CHARLOTTE, N.C. — Bank of America CEO Brian Moynihan conceded Wednesday that the company made a series of missteps during the credit crisis and recession that hurt its relationship with shareholders and customers.
“Before and during the recent crisis, many of our collective business judgments missed the mark,” Moynihan said in an annual letter to shareholders that was posted on the company’s Web site. The bank is making changes, he adds, that will put it in a better position to avoid such missteps in the future.
Those changes include improving customer relationships and the bank’s compensation structure.
Moynihan succeeded Ken Lewis as CEO of the Charlotte, N.C.-based bank on Jan. 1. Lewis stepped down after almost a year of strife that followed the bank’s purchase of Merrill Lynch & Co.
Bank of America Corp., one of the banks hardest hit by the credit crisis and recession, received $25 billion from the government’s Troubled Asset Relief Program in late 2008. It received another $20 billion shortly after it acquired Merrill Lynch in January 2009 in what would become a sharply criticized deal. Bank of America repaid the $45 billion in December.
Government support of Bank of America and the industry “carried a heavy cost for our shareholders,” Moynihan said.
The company’s stock fell to $3.16 in March 2009 from the mid-$30 range a year earlier. It closed at $17.27 Wednesday.
Moynihan also said that early in the financial crisis, “it became clear that consumers across all our markets were frustrated with their banking experience.”
The bank is working toward repairing customer relations with easier-to-understand statements and policies, and has simplified some fees, he said.
In 2009, the bank set aside $49 billion to cover current and future loan losses. Moynihan noted that net charge-offs, or loans written off as unpaid, fell in the fourth quarter, and wrote, “we think the economy will gain strength through the year, so we expect credit costs to improve.” That statement reiterated comments the bank has made when it released quarterly earnings reports.

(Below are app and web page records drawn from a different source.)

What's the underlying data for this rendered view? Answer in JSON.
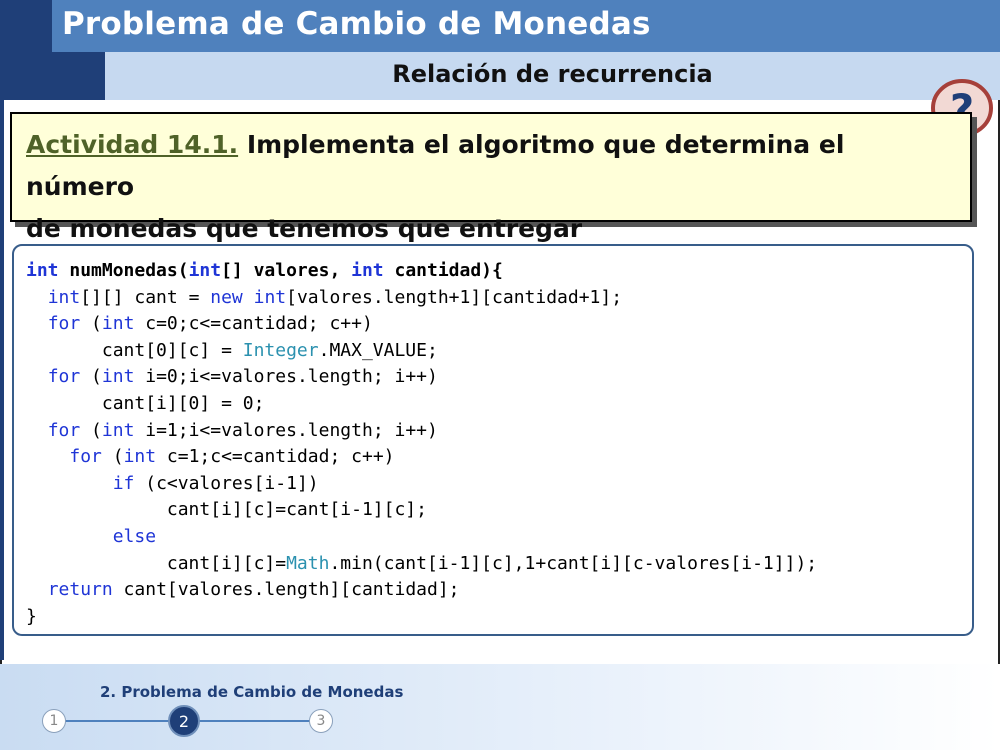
{
  "header": {
    "title": "Problema de Cambio de Monedas",
    "subtitle": "Relación de recurrencia"
  },
  "activity": {
    "label": "Actividad 14.1.",
    "text_line1": " Implementa el algoritmo que determina el número",
    "text_line2": "de monedas que tenemos que entregar"
  },
  "help_icon": "question-mark-icon",
  "code": {
    "lines": [
      [
        {
          "t": "int",
          "c": "kw-b"
        },
        {
          "t": " numMonedas(",
          "c": "b"
        },
        {
          "t": "int",
          "c": "kw-b"
        },
        {
          "t": "[] valores, ",
          "c": "b"
        },
        {
          "t": "int",
          "c": "kw-b"
        },
        {
          "t": " cantidad){",
          "c": "b"
        }
      ],
      [
        {
          "t": "  "
        },
        {
          "t": "int",
          "c": "kw"
        },
        {
          "t": "[][] cant = "
        },
        {
          "t": "new",
          "c": "kw"
        },
        {
          "t": " "
        },
        {
          "t": "int",
          "c": "kw"
        },
        {
          "t": "[valores.length+1][cantidad+1];"
        }
      ],
      [
        {
          "t": "  "
        },
        {
          "t": "for",
          "c": "kw"
        },
        {
          "t": " ("
        },
        {
          "t": "int",
          "c": "kw"
        },
        {
          "t": " c=0;c<=cantidad; c++)"
        }
      ],
      [
        {
          "t": "       cant[0][c] = "
        },
        {
          "t": "Integer",
          "c": "ty"
        },
        {
          "t": ".MAX_VALUE;"
        }
      ],
      [
        {
          "t": "  "
        },
        {
          "t": "for",
          "c": "kw"
        },
        {
          "t": " ("
        },
        {
          "t": "int",
          "c": "kw"
        },
        {
          "t": " i=0;i<=valores.length; i++)"
        }
      ],
      [
        {
          "t": "       cant[i][0] = 0;"
        }
      ],
      [
        {
          "t": "  "
        },
        {
          "t": "for",
          "c": "kw"
        },
        {
          "t": " ("
        },
        {
          "t": "int",
          "c": "kw"
        },
        {
          "t": " i=1;i<=valores.length; i++)"
        }
      ],
      [
        {
          "t": "    "
        },
        {
          "t": "for",
          "c": "kw"
        },
        {
          "t": " ("
        },
        {
          "t": "int",
          "c": "kw"
        },
        {
          "t": " c=1;c<=cantidad; c++)"
        }
      ],
      [
        {
          "t": "        "
        },
        {
          "t": "if",
          "c": "kw"
        },
        {
          "t": " (c<valores[i-1])"
        }
      ],
      [
        {
          "t": "             cant[i][c]=cant[i-1][c];"
        }
      ],
      [
        {
          "t": "        "
        },
        {
          "t": "else",
          "c": "kw"
        }
      ],
      [
        {
          "t": "             cant[i][c]="
        },
        {
          "t": "Math",
          "c": "ty"
        },
        {
          "t": ".min(cant[i-1][c],1+cant[i][c-valores[i-1]]);"
        }
      ],
      [
        {
          "t": "  "
        },
        {
          "t": "return",
          "c": "kw"
        },
        {
          "t": " cant[valores.length][cantidad];"
        }
      ],
      [
        {
          "t": "}"
        }
      ]
    ]
  },
  "footer": {
    "section_label": "2. Problema de Cambio de Monedas",
    "steps": [
      "1",
      "2",
      "3"
    ],
    "current_step": "2"
  },
  "colors": {
    "header_bar": "#4f81bd",
    "header_dark": "#1f3f78",
    "subheader_bar": "#c6d9f0",
    "activity_bg": "#ffffd9",
    "activity_label": "#4f6228",
    "keyword": "#1f35d6",
    "type": "#2b91af"
  }
}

The bank, like many other financial institutions, has also made changes to its compensation practices. While Bank of America has always had a “pay for performance” culture, Moynihan said the bank is making sure its compensation practices “more closely align pay with long-term financial performance.”
Executive pay across the banking industry has been sharply criticized because banks needed to be bailed out by taxpayers after having contributed heavily to the credit crisis and recession with risky lending and trading practices. Bank of America came under particularly harsh criticism after it was learned that Merrill Lynch executives were awarded big bonuses just before the deal with Bank of America was closed. Those bonuses were given out even though Merrill Lynch had suffered much heavier than expected losses during the credit crisis.
However, former CEO Lewis received a compensation package valued at $32,171 in 2009, a year that the bank struggled with loan losses and repaid its federal bailout money, according to an Associated Press analysis of a regulatory filing disclosed by the bank. Lewis’ 2008 compensation was valued at $9 million.
Lewis received no salary or bonus last year. His compensation was limited to perks including tax services, home security and parking, according to the recent filing.
The bank’s annual meeting of shareholders is expected to take place on April 28.